▶ [Exercise brief]
Return, from the listing below, each line where the word "Сводный" appears.

»»

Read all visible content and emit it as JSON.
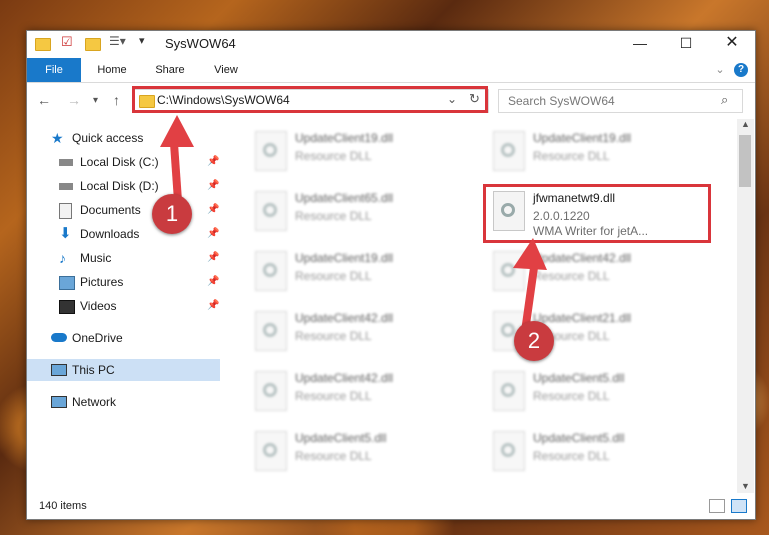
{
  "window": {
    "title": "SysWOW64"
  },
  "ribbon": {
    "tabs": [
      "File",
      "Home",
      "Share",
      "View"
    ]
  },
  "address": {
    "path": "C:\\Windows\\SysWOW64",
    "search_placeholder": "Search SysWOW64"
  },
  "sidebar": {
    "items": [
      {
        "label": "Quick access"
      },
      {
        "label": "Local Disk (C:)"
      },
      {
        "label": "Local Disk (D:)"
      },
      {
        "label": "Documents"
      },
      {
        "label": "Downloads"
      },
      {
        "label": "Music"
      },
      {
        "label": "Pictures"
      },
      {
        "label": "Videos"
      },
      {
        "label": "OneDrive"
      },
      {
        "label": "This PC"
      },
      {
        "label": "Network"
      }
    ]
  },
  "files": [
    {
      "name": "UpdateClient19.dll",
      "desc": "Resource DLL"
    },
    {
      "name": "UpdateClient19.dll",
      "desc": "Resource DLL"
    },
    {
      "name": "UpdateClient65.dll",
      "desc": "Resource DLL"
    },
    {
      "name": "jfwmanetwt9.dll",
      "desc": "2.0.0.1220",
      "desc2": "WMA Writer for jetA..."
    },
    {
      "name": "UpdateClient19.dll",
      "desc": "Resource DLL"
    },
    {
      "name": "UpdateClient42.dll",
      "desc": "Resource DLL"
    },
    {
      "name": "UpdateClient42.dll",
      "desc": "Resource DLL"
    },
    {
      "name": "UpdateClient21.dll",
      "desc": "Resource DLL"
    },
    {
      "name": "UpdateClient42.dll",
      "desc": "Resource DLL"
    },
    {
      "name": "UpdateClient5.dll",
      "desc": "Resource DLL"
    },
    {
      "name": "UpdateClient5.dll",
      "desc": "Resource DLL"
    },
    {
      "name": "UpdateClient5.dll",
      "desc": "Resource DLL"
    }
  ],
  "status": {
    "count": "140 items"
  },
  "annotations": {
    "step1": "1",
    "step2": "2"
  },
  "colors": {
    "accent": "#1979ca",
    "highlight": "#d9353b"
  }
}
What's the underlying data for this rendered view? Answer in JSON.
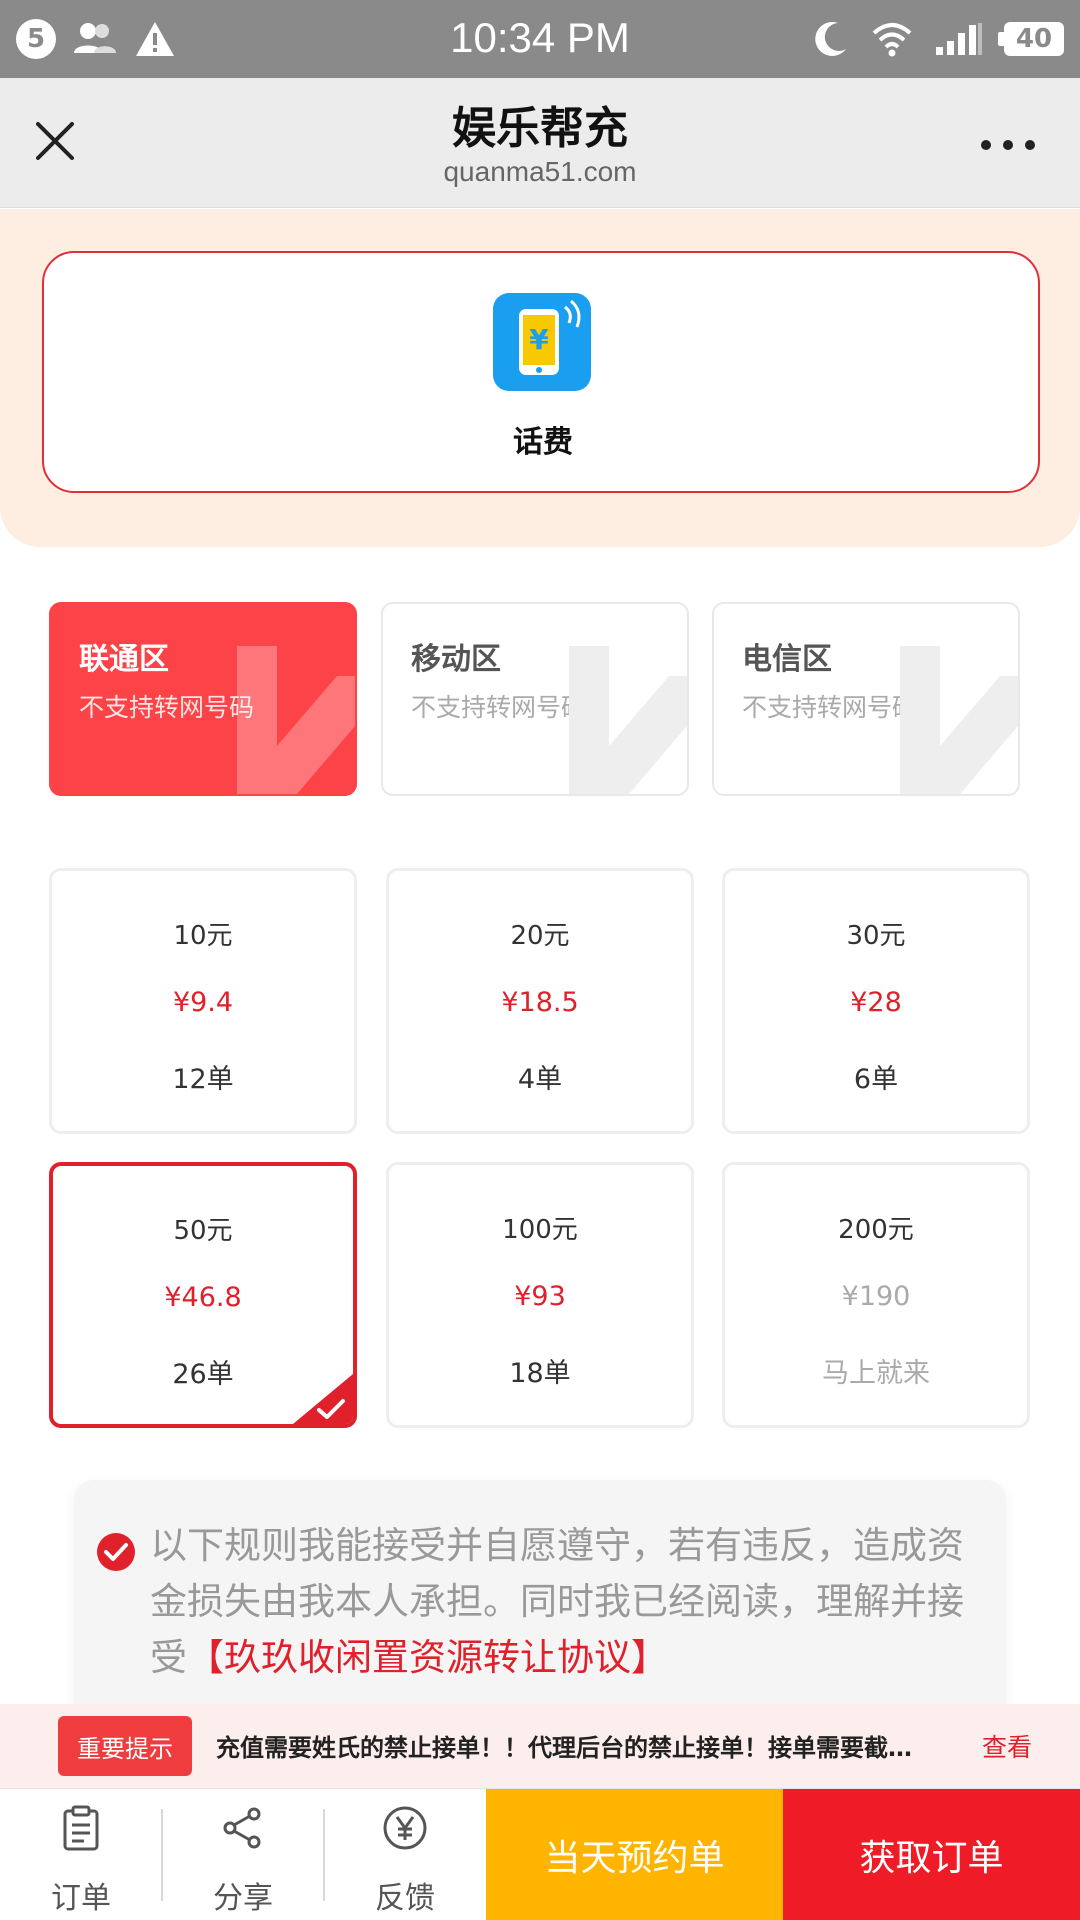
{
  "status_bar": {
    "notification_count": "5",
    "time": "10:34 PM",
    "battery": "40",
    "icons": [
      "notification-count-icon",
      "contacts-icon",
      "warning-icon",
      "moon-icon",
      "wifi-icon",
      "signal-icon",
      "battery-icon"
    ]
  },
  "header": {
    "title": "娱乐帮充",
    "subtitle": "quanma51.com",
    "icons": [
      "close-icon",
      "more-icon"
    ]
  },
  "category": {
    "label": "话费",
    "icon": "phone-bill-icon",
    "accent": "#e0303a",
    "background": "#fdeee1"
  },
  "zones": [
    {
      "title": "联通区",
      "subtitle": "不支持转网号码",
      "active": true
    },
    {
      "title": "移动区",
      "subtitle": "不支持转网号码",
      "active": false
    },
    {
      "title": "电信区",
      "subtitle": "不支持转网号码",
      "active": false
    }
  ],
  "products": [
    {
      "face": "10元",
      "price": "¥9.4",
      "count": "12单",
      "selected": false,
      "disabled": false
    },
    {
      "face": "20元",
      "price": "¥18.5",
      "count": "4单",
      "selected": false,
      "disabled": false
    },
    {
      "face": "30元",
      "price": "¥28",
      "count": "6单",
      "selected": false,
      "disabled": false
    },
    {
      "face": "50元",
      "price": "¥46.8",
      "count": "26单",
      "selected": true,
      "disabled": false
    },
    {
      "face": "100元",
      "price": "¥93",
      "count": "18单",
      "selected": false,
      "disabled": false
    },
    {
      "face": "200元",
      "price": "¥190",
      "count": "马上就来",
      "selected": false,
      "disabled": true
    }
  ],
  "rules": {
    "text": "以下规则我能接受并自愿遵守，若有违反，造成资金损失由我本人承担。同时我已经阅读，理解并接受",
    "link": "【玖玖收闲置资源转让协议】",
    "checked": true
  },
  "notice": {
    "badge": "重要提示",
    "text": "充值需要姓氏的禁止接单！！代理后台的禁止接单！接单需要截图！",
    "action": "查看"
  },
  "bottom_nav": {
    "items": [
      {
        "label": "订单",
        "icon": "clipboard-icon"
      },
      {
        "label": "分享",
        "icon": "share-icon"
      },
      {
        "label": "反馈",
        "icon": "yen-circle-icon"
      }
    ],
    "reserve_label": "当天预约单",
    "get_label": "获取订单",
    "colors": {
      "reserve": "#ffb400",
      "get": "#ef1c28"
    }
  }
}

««
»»

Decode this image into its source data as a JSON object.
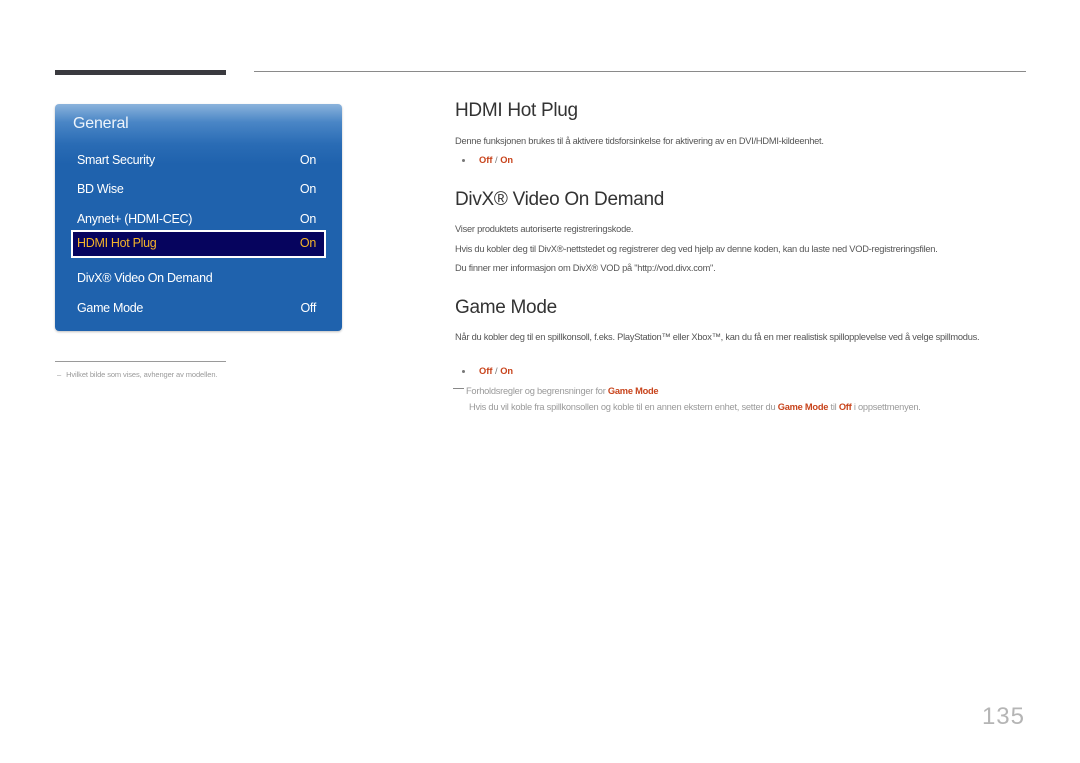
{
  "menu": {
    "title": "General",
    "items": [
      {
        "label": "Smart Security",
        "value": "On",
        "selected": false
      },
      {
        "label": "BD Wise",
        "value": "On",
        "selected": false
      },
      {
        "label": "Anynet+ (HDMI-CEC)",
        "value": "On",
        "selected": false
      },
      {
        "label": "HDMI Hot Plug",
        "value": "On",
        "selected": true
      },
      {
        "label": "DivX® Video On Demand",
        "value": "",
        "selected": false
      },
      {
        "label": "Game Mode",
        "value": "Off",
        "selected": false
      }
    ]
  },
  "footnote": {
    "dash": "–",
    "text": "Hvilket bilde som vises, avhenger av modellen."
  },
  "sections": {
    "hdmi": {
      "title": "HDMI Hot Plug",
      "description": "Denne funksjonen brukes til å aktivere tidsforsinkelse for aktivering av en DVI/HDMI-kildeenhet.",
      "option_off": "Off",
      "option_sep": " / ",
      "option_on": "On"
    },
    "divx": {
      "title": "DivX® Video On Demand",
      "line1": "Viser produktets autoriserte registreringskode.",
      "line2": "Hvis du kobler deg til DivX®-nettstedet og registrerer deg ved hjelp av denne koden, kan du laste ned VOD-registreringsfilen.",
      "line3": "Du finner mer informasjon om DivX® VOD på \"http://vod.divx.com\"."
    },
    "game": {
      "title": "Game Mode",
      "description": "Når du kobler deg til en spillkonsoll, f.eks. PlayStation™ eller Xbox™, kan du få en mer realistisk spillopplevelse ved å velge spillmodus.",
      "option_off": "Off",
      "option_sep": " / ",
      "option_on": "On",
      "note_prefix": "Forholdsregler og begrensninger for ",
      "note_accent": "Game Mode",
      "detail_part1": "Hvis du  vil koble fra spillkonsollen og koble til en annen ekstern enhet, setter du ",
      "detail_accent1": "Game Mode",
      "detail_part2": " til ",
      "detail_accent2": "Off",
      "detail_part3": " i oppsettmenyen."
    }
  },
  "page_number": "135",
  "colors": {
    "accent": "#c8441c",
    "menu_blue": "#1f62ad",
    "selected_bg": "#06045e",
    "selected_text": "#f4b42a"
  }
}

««
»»

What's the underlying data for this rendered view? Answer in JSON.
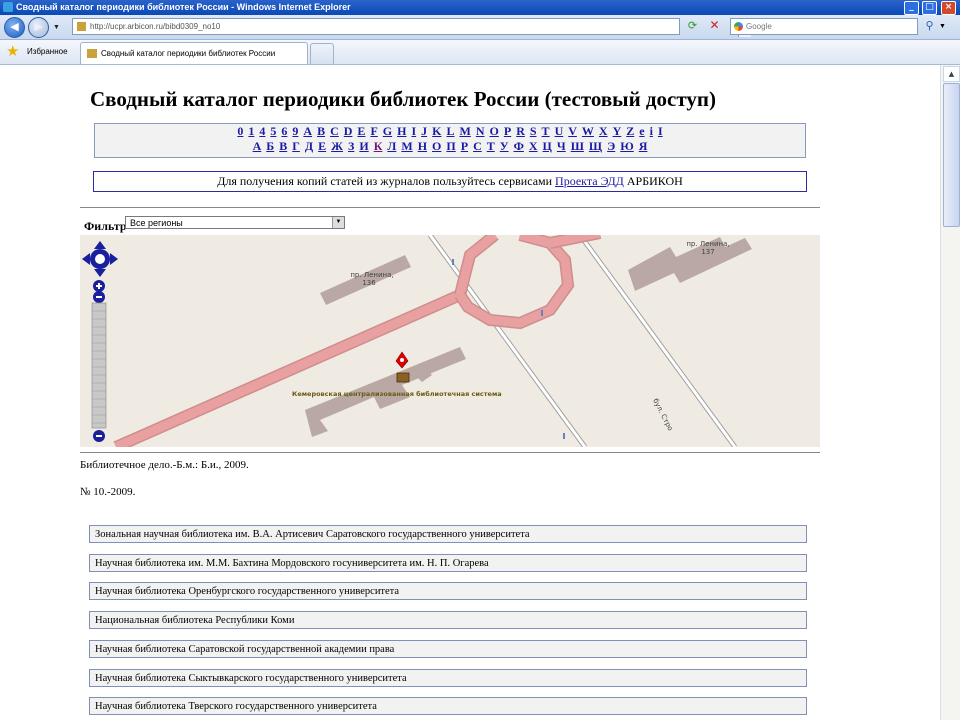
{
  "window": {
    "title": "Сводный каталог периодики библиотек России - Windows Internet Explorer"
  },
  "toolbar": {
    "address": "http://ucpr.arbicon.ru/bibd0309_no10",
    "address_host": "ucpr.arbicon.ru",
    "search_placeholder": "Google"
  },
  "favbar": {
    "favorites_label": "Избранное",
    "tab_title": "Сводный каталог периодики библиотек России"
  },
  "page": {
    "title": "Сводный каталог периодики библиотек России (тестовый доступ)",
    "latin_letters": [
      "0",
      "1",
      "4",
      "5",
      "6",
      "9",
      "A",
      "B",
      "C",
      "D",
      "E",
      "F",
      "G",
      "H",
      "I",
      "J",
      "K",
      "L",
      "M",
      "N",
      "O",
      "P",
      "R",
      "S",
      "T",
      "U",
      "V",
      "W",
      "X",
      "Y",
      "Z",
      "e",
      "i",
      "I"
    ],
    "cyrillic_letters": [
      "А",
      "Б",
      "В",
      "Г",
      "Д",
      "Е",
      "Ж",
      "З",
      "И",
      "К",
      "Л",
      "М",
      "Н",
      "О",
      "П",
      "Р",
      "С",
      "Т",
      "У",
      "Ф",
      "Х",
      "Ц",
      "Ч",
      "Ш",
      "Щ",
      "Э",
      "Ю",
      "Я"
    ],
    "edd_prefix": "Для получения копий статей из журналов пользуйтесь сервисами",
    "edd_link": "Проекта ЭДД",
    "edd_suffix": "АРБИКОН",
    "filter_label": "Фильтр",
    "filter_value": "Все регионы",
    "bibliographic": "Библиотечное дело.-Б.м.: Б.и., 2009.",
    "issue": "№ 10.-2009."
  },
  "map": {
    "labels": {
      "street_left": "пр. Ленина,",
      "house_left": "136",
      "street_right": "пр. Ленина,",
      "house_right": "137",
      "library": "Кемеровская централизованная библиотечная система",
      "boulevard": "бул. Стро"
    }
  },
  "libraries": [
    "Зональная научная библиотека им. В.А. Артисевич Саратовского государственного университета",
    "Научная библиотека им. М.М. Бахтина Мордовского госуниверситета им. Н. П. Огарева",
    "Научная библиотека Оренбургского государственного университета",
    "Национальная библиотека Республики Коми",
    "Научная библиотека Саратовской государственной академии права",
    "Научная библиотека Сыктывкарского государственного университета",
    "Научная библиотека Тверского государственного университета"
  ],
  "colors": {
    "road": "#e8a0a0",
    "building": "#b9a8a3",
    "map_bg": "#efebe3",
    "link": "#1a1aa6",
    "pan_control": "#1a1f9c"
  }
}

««

▶ [Solution]
    "title": "Сводный каталог периодики библиотек России - Windows Internet Explorer"
    "tab_title": "Сводный каталог периодики библиотек России"
    "title": "Сводный каталог периодики библиотек России (тестовый доступ)",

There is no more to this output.